▸ **Exercise requirements**
Return all lines from the listing below in which the string "time" occurs.

▸ **Given records**
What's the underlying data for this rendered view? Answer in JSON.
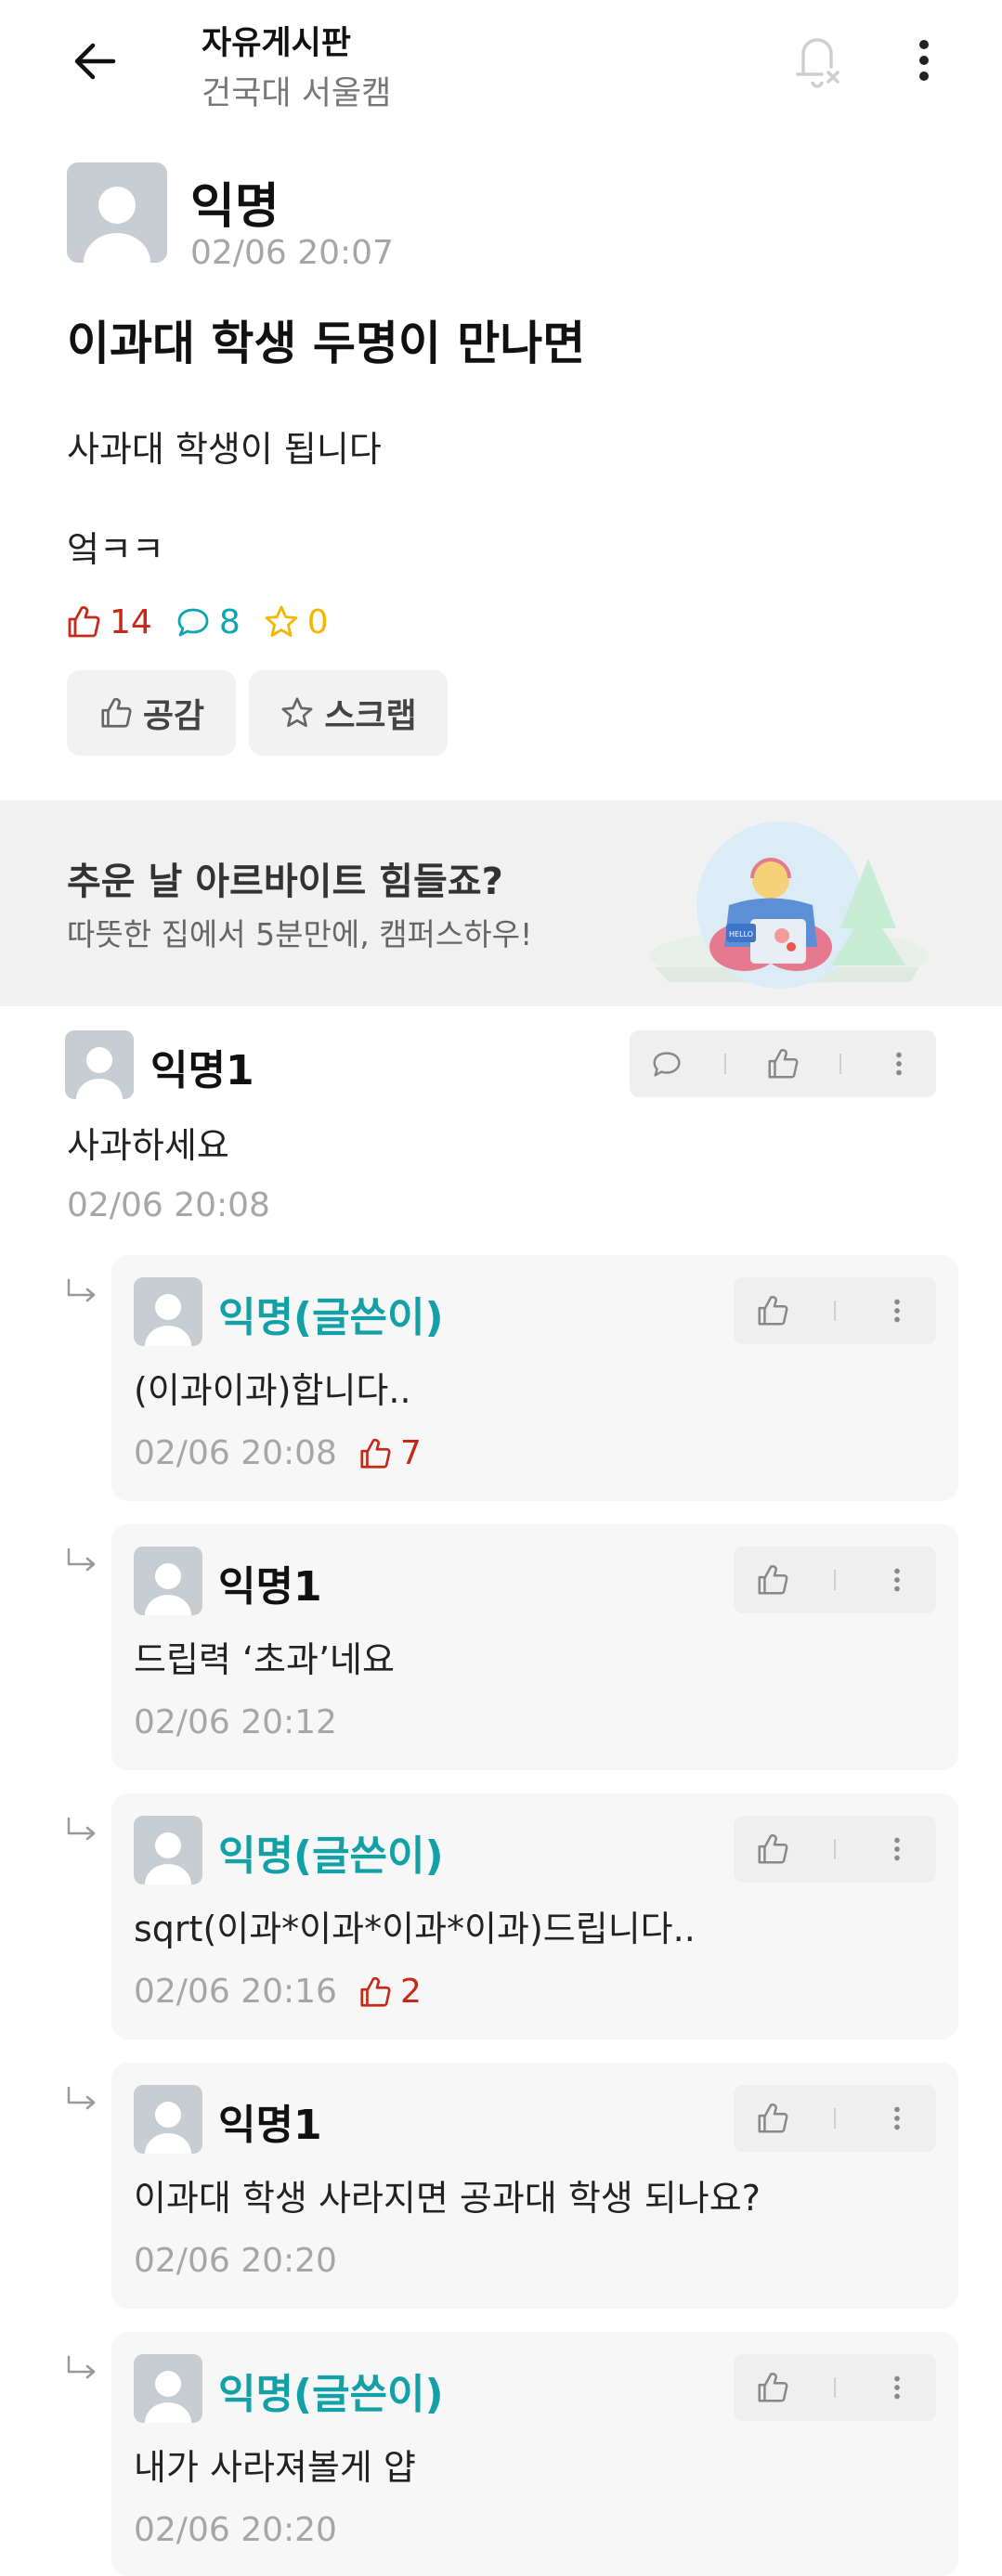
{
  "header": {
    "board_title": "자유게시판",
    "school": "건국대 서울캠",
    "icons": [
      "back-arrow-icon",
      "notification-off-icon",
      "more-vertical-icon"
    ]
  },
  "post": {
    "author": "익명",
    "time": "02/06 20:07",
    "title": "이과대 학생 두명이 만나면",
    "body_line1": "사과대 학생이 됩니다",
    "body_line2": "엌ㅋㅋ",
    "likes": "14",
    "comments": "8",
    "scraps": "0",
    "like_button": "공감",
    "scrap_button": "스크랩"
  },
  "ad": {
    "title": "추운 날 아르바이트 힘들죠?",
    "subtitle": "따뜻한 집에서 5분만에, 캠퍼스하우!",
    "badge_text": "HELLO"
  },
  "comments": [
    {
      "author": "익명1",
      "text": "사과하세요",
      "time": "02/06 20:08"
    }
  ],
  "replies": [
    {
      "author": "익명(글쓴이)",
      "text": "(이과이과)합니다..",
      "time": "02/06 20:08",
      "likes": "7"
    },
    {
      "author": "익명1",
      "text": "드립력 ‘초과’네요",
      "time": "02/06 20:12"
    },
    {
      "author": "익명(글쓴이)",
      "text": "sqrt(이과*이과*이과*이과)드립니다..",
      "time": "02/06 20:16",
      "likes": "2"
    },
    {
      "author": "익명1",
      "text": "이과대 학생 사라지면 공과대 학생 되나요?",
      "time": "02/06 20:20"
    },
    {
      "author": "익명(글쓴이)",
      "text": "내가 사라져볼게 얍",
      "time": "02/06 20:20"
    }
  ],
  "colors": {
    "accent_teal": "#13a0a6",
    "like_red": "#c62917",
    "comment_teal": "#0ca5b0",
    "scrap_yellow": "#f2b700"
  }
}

▸ **Reply**
    "time": "02/06 20:07",
      "time": "02/06 20:08"
      "time": "02/06 20:08",
      "time": "02/06 20:12"
      "time": "02/06 20:16",
      "time": "02/06 20:20"
      "time": "02/06 20:20"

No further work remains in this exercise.